- **Saved entries**
★ ★ ★ ★ ★ ★ ★
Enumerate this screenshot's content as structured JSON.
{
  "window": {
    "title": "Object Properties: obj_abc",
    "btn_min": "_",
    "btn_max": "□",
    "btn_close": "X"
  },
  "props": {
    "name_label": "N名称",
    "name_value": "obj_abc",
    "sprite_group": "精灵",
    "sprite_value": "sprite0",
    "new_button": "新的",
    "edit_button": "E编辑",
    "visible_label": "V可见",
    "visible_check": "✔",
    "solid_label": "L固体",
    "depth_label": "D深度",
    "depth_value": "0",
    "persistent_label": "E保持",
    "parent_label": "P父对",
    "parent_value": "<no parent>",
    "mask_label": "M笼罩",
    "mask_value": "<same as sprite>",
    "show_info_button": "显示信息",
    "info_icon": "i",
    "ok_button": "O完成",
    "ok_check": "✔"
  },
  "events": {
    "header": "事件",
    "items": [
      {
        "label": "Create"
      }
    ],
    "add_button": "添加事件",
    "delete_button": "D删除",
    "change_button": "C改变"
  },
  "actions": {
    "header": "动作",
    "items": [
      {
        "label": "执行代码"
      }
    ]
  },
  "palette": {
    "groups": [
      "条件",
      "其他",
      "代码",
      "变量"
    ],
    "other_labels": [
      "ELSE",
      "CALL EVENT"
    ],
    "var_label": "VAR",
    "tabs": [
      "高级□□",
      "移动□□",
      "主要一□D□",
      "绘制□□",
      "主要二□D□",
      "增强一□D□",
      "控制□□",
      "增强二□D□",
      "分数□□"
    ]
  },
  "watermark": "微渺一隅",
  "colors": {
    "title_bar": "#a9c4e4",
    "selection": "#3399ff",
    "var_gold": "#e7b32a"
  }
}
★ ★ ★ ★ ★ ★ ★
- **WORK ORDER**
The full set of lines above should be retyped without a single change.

- **SOLVED EXERCISE**
Enumerate this screenshot's content as structured JSON.
{
  "window": {
    "title": "Object Properties: obj_abc",
    "btn_min": "_",
    "btn_max": "□",
    "btn_close": "X"
  },
  "props": {
    "name_label": "N名称",
    "name_value": "obj_abc",
    "sprite_group": "精灵",
    "sprite_value": "sprite0",
    "new_button": "新的",
    "edit_button": "E编辑",
    "visible_label": "V可见",
    "visible_check": "✔",
    "solid_label": "L固体",
    "depth_label": "D深度",
    "depth_value": "0",
    "persistent_label": "E保持",
    "parent_label": "P父对",
    "parent_value": "<no parent>",
    "mask_label": "M笼罩",
    "mask_value": "<same as sprite>",
    "show_info_button": "显示信息",
    "info_icon": "i",
    "ok_button": "O完成",
    "ok_check": "✔"
  },
  "events": {
    "header": "事件",
    "items": [
      {
        "label": "Create"
      }
    ],
    "add_button": "添加事件",
    "delete_button": "D删除",
    "change_button": "C改变"
  },
  "actions": {
    "header": "动作",
    "items": [
      {
        "label": "执行代码"
      }
    ]
  },
  "palette": {
    "groups": [
      "条件",
      "其他",
      "代码",
      "变量"
    ],
    "other_labels": [
      "ELSE",
      "CALL EVENT"
    ],
    "var_label": "VAR",
    "tabs": [
      "高级□□",
      "移动□□",
      "主要一□D□",
      "绘制□□",
      "主要二□D□",
      "增强一□D□",
      "控制□□",
      "增强二□D□",
      "分数□□"
    ]
  },
  "watermark": "微渺一隅",
  "colors": {
    "title_bar": "#a9c4e4",
    "selection": "#3399ff",
    "var_gold": "#e7b32a"
  }
}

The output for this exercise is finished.